Information presented in an SEA report needs to be expressed simply and clearly. Readers of SEA reports have different purposes for using information, as well as different interests, needs, levels of understanding, education, and involvement. It is important to communicate SEA performance information in different forms and at different levels of detail, so that the information can be understood by those who may not have a detailed knowledge of a government’s programs and services. No one is served if the reader cannot understand the SEA performance information and therefore does have clear information on which to base important decisions.
Comparability: A clear frame of reference for assessing the SEA performance of a government and its agencies, departments, or programs and services.
SEA performance measures, when presented alone, do not provide a basis or context for assessing SEA performance. Comparable SEA performance information provides a frame of reference for readers to assess performance.
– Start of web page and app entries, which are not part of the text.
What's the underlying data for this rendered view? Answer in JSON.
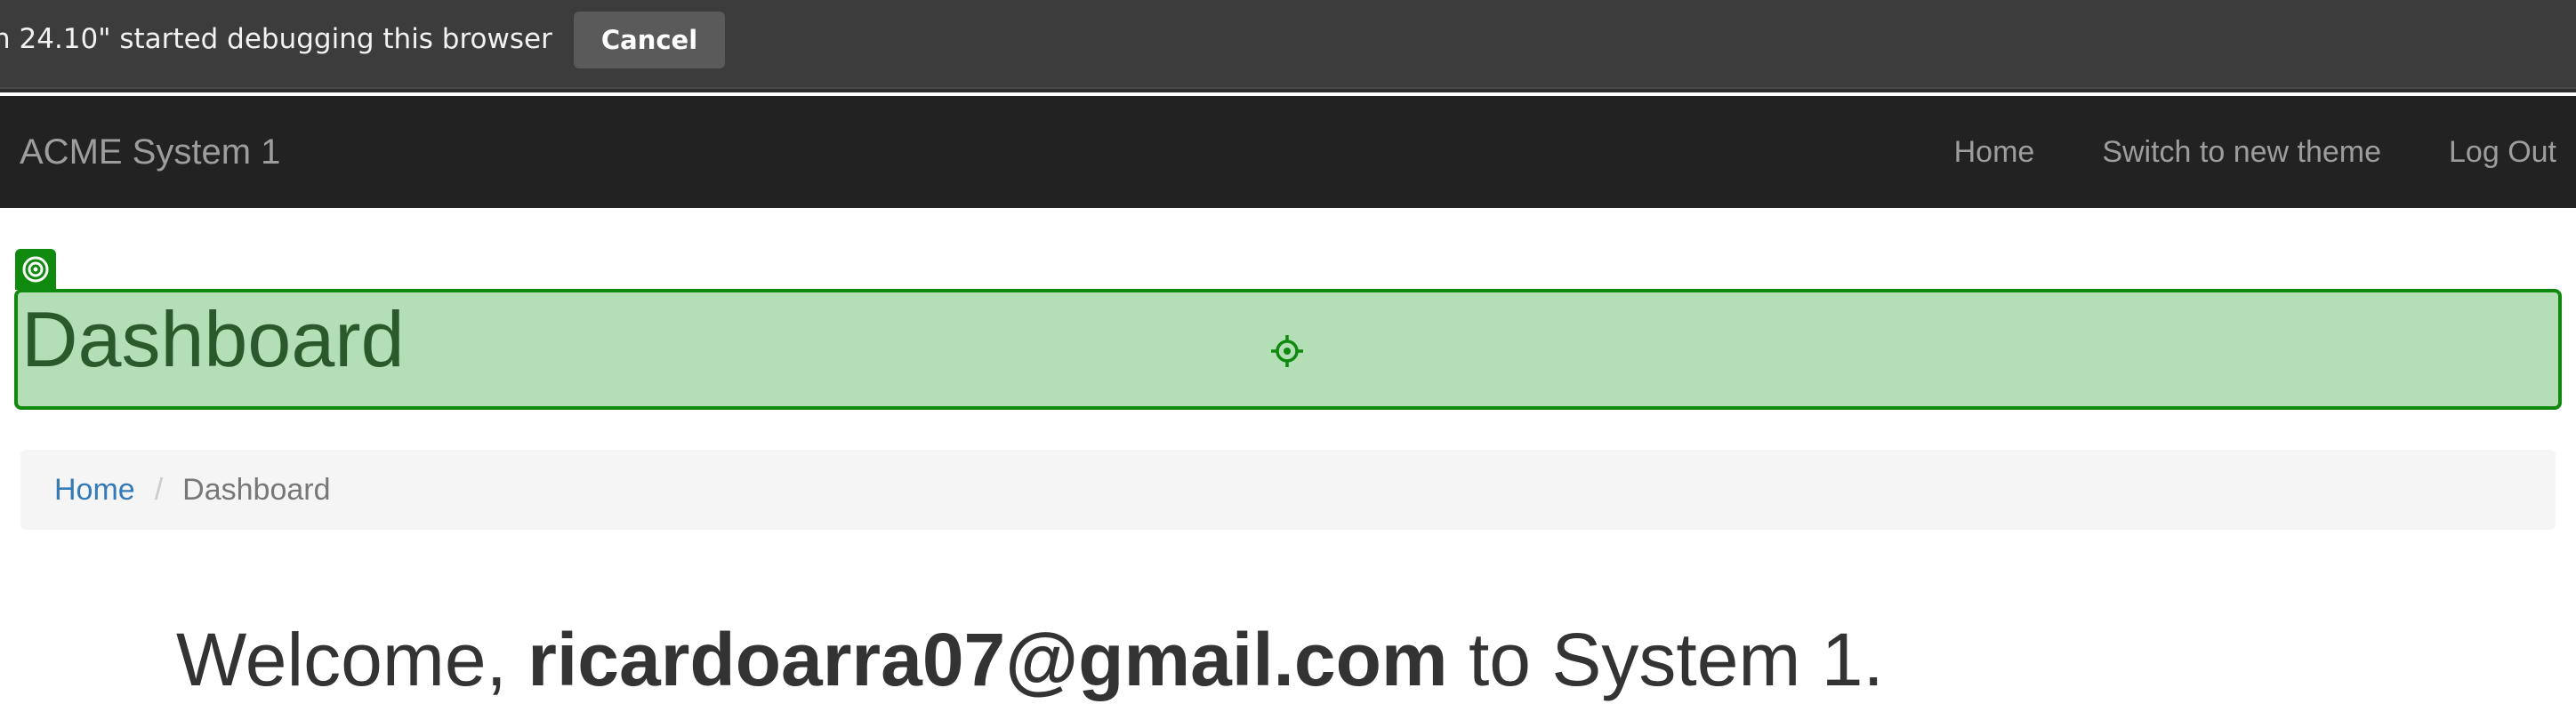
{
  "debug_bar": {
    "message": "n 24.10\" started debugging this browser",
    "cancel_label": "Cancel"
  },
  "navbar": {
    "brand": "ACME System 1",
    "links": [
      "Home",
      "Switch to new theme",
      "Log Out"
    ]
  },
  "page": {
    "title": "Dashboard"
  },
  "breadcrumb": {
    "home": "Home",
    "separator": "/",
    "current": "Dashboard"
  },
  "welcome": {
    "prefix": "Welcome, ",
    "user": "ricardoarra07@gmail.com",
    "suffix": " to System 1."
  },
  "highlight": {
    "color": "#0f8a0f",
    "fill": "#b4deb6",
    "tab_icon": "target-icon",
    "center_icon": "crosshair-icon"
  }
}
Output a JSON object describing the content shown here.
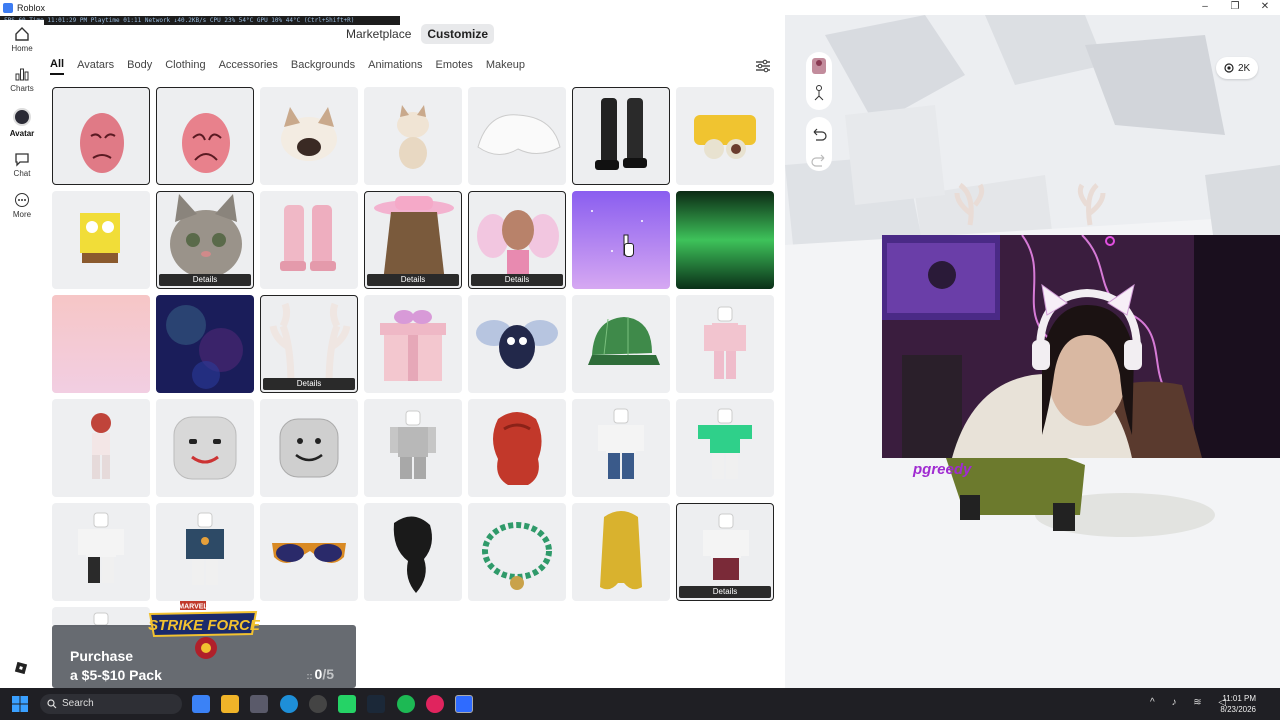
{
  "window": {
    "title": "Roblox",
    "controls": [
      "–",
      "❐",
      "✕"
    ]
  },
  "overlay_stats": "FPS 60  Time 11:01:29 PM  Playtime 01:11  Network ↓40.2KB/s  CPU 23%  54°C  GPU 10%  44°C  (Ctrl+Shift+R)",
  "nav": {
    "home": "Home",
    "charts": "Charts",
    "avatar": "Avatar",
    "chat": "Chat",
    "more": "More"
  },
  "top_tabs": {
    "marketplace": "Marketplace",
    "customize": "Customize"
  },
  "categories": [
    "All",
    "Avatars",
    "Body",
    "Clothing",
    "Accessories",
    "Backgrounds",
    "Animations",
    "Emotes",
    "Makeup"
  ],
  "grid": {
    "details_label": "Details",
    "items": [
      {
        "name": "patrick-head-1",
        "selected": true,
        "details": false
      },
      {
        "name": "patrick-head-2",
        "selected": true,
        "details": false
      },
      {
        "name": "french-bulldog-head",
        "selected": false,
        "details": false
      },
      {
        "name": "bulldog-pet",
        "selected": false,
        "details": false
      },
      {
        "name": "white-fur-shoulder",
        "selected": false,
        "details": false
      },
      {
        "name": "black-boots",
        "selected": true,
        "details": false
      },
      {
        "name": "yellow-hat-eye",
        "selected": false,
        "details": false
      },
      {
        "name": "spongebob",
        "selected": false,
        "details": false
      },
      {
        "name": "cat-head",
        "selected": true,
        "details": true
      },
      {
        "name": "pink-boots",
        "selected": false,
        "details": false
      },
      {
        "name": "pink-cowboy-hat-hair",
        "selected": true,
        "details": true
      },
      {
        "name": "fairy-character",
        "selected": true,
        "details": true
      },
      {
        "name": "purple-sparkle-background",
        "selected": false,
        "details": false
      },
      {
        "name": "green-aurora-background",
        "selected": false,
        "details": false
      },
      {
        "name": "pink-sky-background",
        "selected": false,
        "details": false
      },
      {
        "name": "dark-nebula-background",
        "selected": false,
        "details": false
      },
      {
        "name": "antlers",
        "selected": true,
        "details": true
      },
      {
        "name": "gift-box",
        "selected": false,
        "details": false
      },
      {
        "name": "bug-pet",
        "selected": false,
        "details": false
      },
      {
        "name": "green-plaid-cap",
        "selected": false,
        "details": false
      },
      {
        "name": "pink-body",
        "selected": false,
        "details": false
      },
      {
        "name": "red-hair-avatar",
        "selected": false,
        "details": false
      },
      {
        "name": "smile-face",
        "selected": false,
        "details": false
      },
      {
        "name": "classic-smile-head",
        "selected": false,
        "details": false
      },
      {
        "name": "gray-body",
        "selected": false,
        "details": false
      },
      {
        "name": "red-curly-hair",
        "selected": false,
        "details": false
      },
      {
        "name": "blue-jeans-outfit",
        "selected": false,
        "details": false
      },
      {
        "name": "green-shirt-outfit",
        "selected": false,
        "details": false
      },
      {
        "name": "black-pants-outfit",
        "selected": false,
        "details": false
      },
      {
        "name": "navy-shirt-outfit",
        "selected": false,
        "details": false
      },
      {
        "name": "orange-sunglasses",
        "selected": false,
        "details": false
      },
      {
        "name": "black-ponytail",
        "selected": false,
        "details": false
      },
      {
        "name": "bead-necklace",
        "selected": false,
        "details": false
      },
      {
        "name": "blonde-hair",
        "selected": false,
        "details": false
      },
      {
        "name": "maroon-pants-outfit",
        "selected": true,
        "details": true
      },
      {
        "name": "blue-outfit-partial",
        "selected": false,
        "details": false
      }
    ]
  },
  "promo": {
    "line1": "Purchase",
    "line2": "a $5-$10 Pack",
    "count": "0",
    "total": "/5",
    "logo_top": "MARVEL",
    "logo_main": "STRIKE FORCE"
  },
  "scene": {
    "robux": "2K"
  },
  "stream": {
    "name": "pgreedy"
  },
  "taskbar": {
    "search": "Search",
    "time": "11:01 PM",
    "date": "8/23/2026"
  },
  "colors": {
    "accent": "#a02bd1",
    "taskbar": "#1f1f24",
    "tile": "#eeeff1"
  }
}
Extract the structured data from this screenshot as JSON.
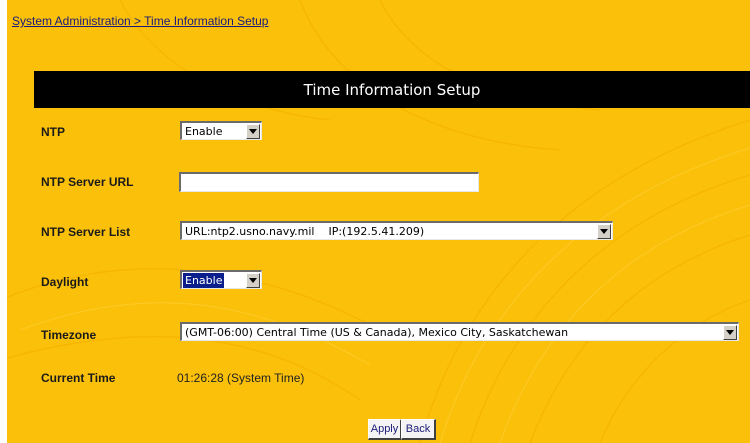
{
  "breadcrumb": "System Administration > Time Information Setup",
  "header": {
    "title": "Time Information Setup"
  },
  "form": {
    "ntp": {
      "label": "NTP",
      "value": "Enable"
    },
    "ntp_server_url": {
      "label": "NTP Server URL",
      "value": ""
    },
    "ntp_server_list": {
      "label": "NTP Server List",
      "value": "URL:ntp2.usno.navy.mil    IP:(192.5.41.209)"
    },
    "daylight": {
      "label": "Daylight",
      "value": "Enable"
    },
    "timezone": {
      "label": "Timezone",
      "value": "(GMT-06:00) Central Time (US & Canada), Mexico City, Saskatchewan"
    },
    "current_time": {
      "label": "Current Time",
      "value": "01:26:28 (System Time)"
    }
  },
  "buttons": {
    "apply": "Apply",
    "back": "Back"
  },
  "colors": {
    "background": "#fac00a",
    "header_bar": "#000000",
    "link": "#1b1b7a",
    "selected_highlight": "#0a1e8c"
  },
  "icons": {
    "dropdown": "chevron-down-icon"
  }
}
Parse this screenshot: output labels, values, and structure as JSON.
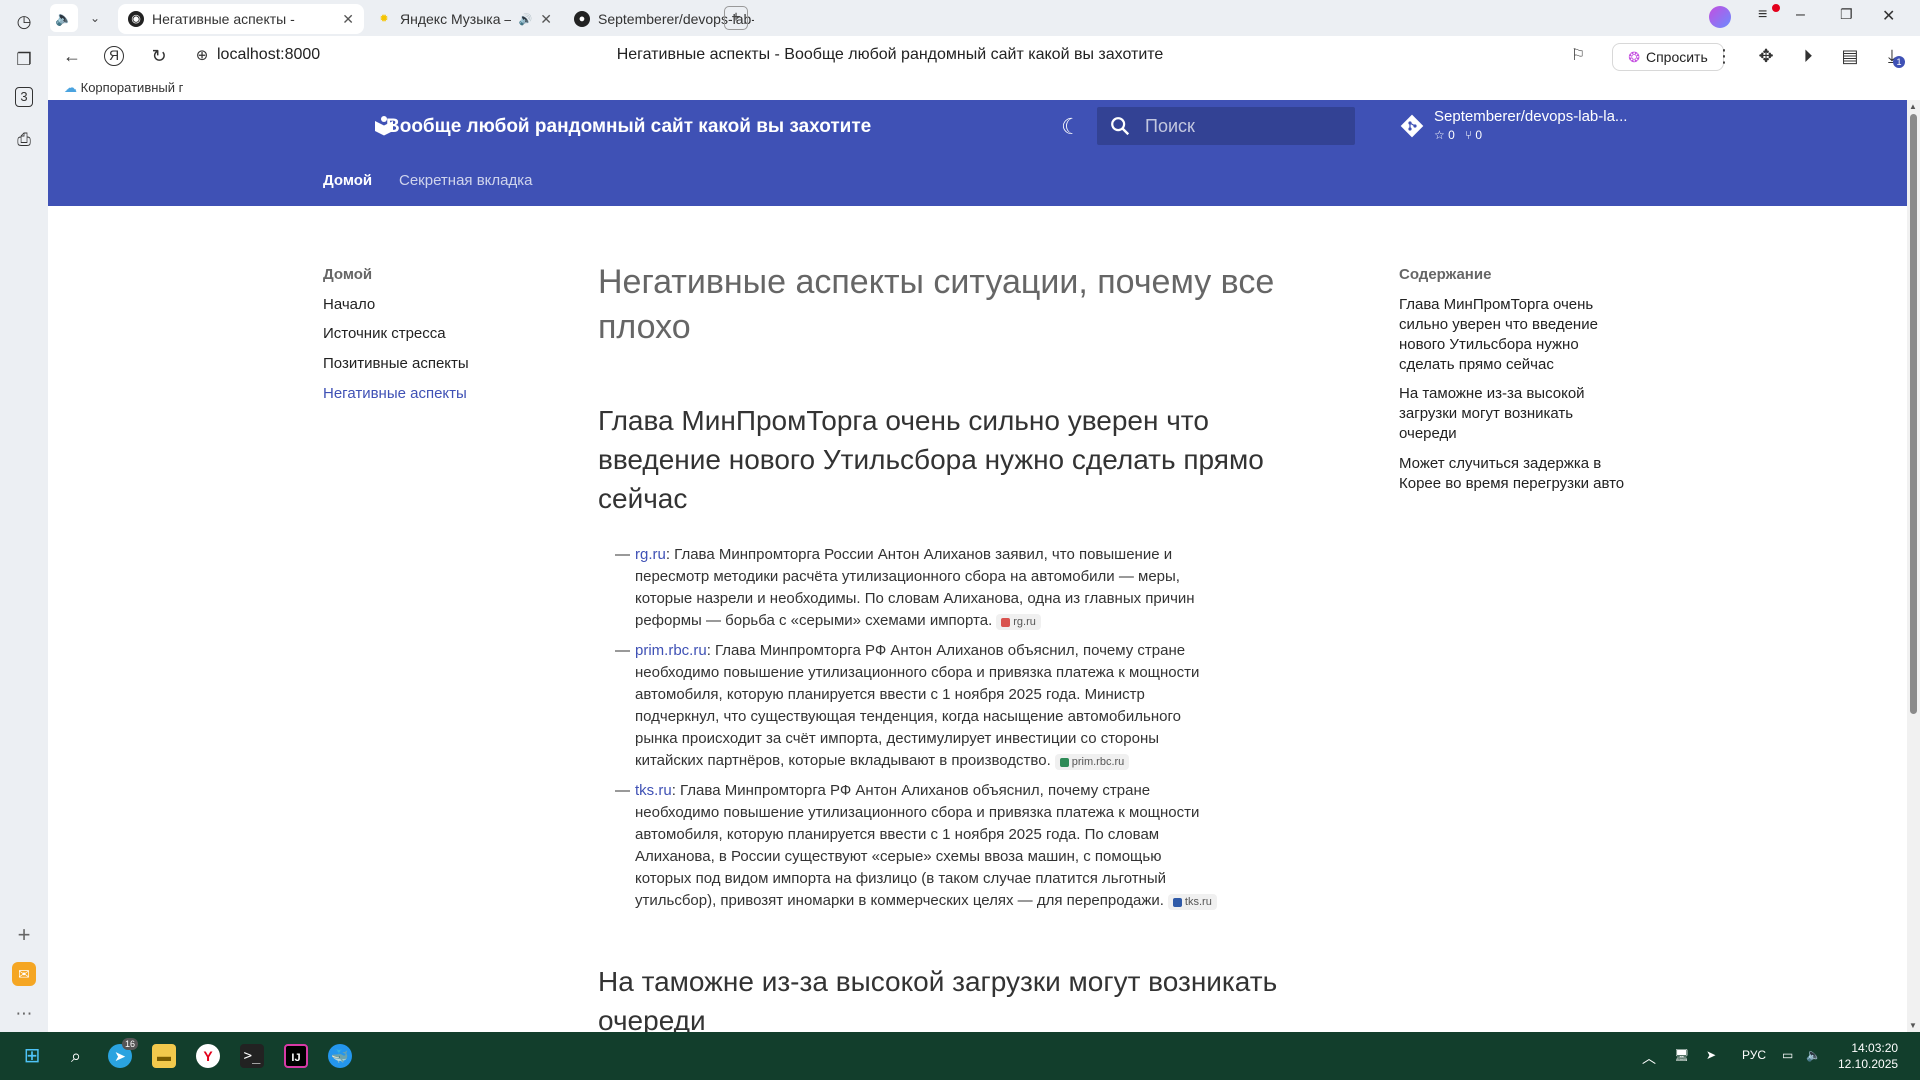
{
  "browser": {
    "tabs": [
      {
        "title": "Негативные аспекты - ",
        "active": true
      },
      {
        "title": "Яндекс Музыка — с",
        "active": false
      },
      {
        "title": "Septemberer/devops-lab-",
        "active": false
      }
    ],
    "url": "localhost:8000",
    "page_title": "Негативные аспекты - Вообще любой рандомный сайт какой вы захотите",
    "ask_label": "Спросить",
    "bookmark": "Корпоративный г",
    "rail_badge": "3",
    "downloads_badge": "1"
  },
  "site": {
    "title": "Вообще любой рандомный сайт какой вы захотите",
    "search_placeholder": "Поиск",
    "repo_name": "Septemberer/devops-lab-la...",
    "repo_stars": "0",
    "repo_forks": "0",
    "tabs": [
      "Домой",
      "Секретная вкладка"
    ]
  },
  "nav": {
    "title": "Домой",
    "items": [
      "Начало",
      "Источник стресса",
      "Позитивные аспекты",
      "Негативные аспекты"
    ],
    "current": "Негативные аспекты"
  },
  "content": {
    "page_title": "Негативные аспекты ситуации, почему все плохо",
    "section1_title": "Глава МинПромТорга очень сильно уверен что введение нового Утильсбора нужно сделать прямо сейчас",
    "quotes": [
      {
        "source": "rg.ru",
        "text": ": Глава Минпромторга России Антон Алиханов заявил, что повышение и пересмотр методики расчёта утилизационного сбора на автомобили — меры, которые назрели и необходимы. По словам Алиханова, одна из главных причин реформы — борьба с «серыми» схемами импорта.",
        "chip": "rg.ru"
      },
      {
        "source": "prim.rbc.ru",
        "text": ": Глава Минпромторга РФ Антон Алиханов объяснил, почему стране необходимо повышение утилизационного сбора и привязка платежа к мощности автомобиля, которую планируется ввести с 1 ноября 2025 года. Министр подчеркнул, что существующая тенденция, когда насыщение автомобильного рынка происходит за счёт импорта, дестимулирует инвестиции со стороны китайских партнёров, которые вкладывают в производство.",
        "chip": "prim.rbc.ru"
      },
      {
        "source": "tks.ru",
        "text": ": Глава Минпромторга РФ Антон Алиханов объяснил, почему стране необходимо повышение утилизационного сбора и привязка платежа к мощности автомобиля, которую планируется ввести с 1 ноября 2025 года. По словам Алиханова, в России существуют «серые» схемы ввоза машин, с помощью которых под видом импорта на физлицо (в таком случае платится льготный утильсбор), привозят иномарки в коммерческих целях — для перепродажи.",
        "chip": "tks.ru"
      }
    ],
    "section2_title": "На таможне из-за высокой загрузки могут возникать очереди"
  },
  "toc": {
    "title": "Содержание",
    "items": [
      "Глава МинПромТорга очень сильно уверен что введение нового Утильсбора нужно сделать прямо сейчас",
      "На таможне из-за высокой загрузки могут возникать очереди",
      "Может случиться задержка в Корее во время перегрузки авто"
    ]
  },
  "taskbar": {
    "telegram_badge": "16",
    "lang": "РУС",
    "time": "14:03:20",
    "date": "12.10.2025"
  },
  "colors": {
    "primary": "#3f51b5",
    "taskbar": "#123e2c"
  }
}
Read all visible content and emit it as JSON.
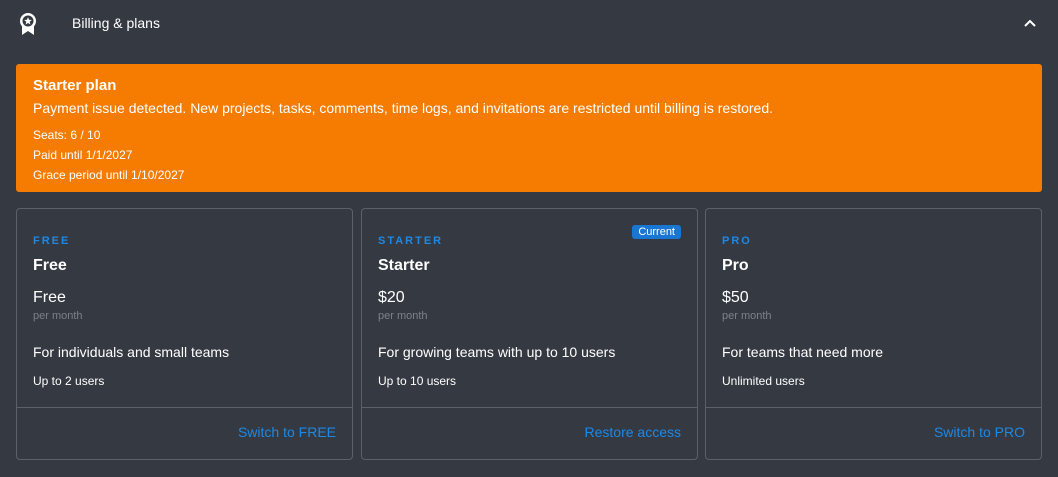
{
  "header": {
    "title": "Billing & plans",
    "icon": "award-badge-icon",
    "collapse_icon": "chevron-up-icon"
  },
  "alert": {
    "title": "Starter plan",
    "message": "Payment issue detected. New projects, tasks, comments, time logs, and invitations are restricted until billing is restored.",
    "seats": "Seats: 6 / 10",
    "paid_until": "Paid until 1/1/2027",
    "grace_period": "Grace period until 1/10/2027",
    "color": "#f57c00"
  },
  "plans": [
    {
      "tier": "FREE",
      "name": "Free",
      "price": "Free",
      "period": "per month",
      "description": "For individuals and small teams",
      "limit": "Up to 2 users",
      "action": "Switch to FREE",
      "current": false
    },
    {
      "tier": "STARTER",
      "name": "Starter",
      "price": "$20",
      "period": "per month",
      "description": "For growing teams with up to 10 users",
      "limit": "Up to 10 users",
      "action": "Restore access",
      "current": true,
      "badge": "Current"
    },
    {
      "tier": "PRO",
      "name": "Pro",
      "price": "$50",
      "period": "per month",
      "description": "For teams that need more",
      "limit": "Unlimited users",
      "action": "Switch to PRO",
      "current": false
    }
  ],
  "colors": {
    "background": "#353a42",
    "accent": "#1e88e5",
    "warning": "#f57c00",
    "badge": "#1976d2"
  }
}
To see whether the reported SEA performance is improving, deteriorating, or remaining the same, readers need comparative information such as targets established by the government, industry standards, or measures from similar governments. The types of comparative information reported may depend on issues such as the availability of reliable and relevant information, the purpose of the report, and the needs of the readers.
Timeliness: SEA performance information needs to be issued while it is still of value in assessing accountability and making decisions.
The information presented in an SEA report is timely if it is received soon enough after the reported events to affect the readers’ decisions or assessments of accountability. While timeliness alone does not make information useful, the passage of time can undermine its usefulness. Sometimes, a timely estimate can be more useful than a more precise measure that takes a long time to produce. An effective SEA report includes information regarding the period covered by the report and for each program, service, or SEA performance measure presented.
Consistency: A basis for comparing similar SEA performance information over time.
Consistency in reporting SEA performance information means measuring and reporting the same measures in the same way from period to period. Consistency allows SEA reports to be used to compare performance and monitor trends over several years. Readers can then expect to find SEA performance measures that they are familiar with and already understand when they review a report. Consistency should extend to the various layers of a government’s reporting—from the highly aggregated summary information to the underlying detail. Consistency in the manner of presentation avoids confusing readers and helps them to assess changes in SEA performance over time.
Reliability: SEA performance information needs to be verifiable, free from bias, and a faithful representation of what it purports to represent.
SEA performance measures that are independently verifiable provide a significant degree of assurance that the reader can rely on the information in an SEA report. Reliability means that the measures would be duplicated by independent evaluators using the same measurement methods. Reliable SEA performance information is derived from systems that produce controlled and verifiable data.
The Board received a substantial amount of valuable input during the comment period on the Request for Response, which ended October 31. The GASB did carefully consider and evaluate this input, along with comments made in early November at a user forum and public hearing, to determine how to move forward with the project. As a result, the Board has decided to proceed with a project to further the development of suggested guidelines for voluntary reporting of SEA performance information, taking into consideration the thoughtful comments received in response to the RFR. The structure of the GASB’s next due process document will be discussed at its January 2009 meeting.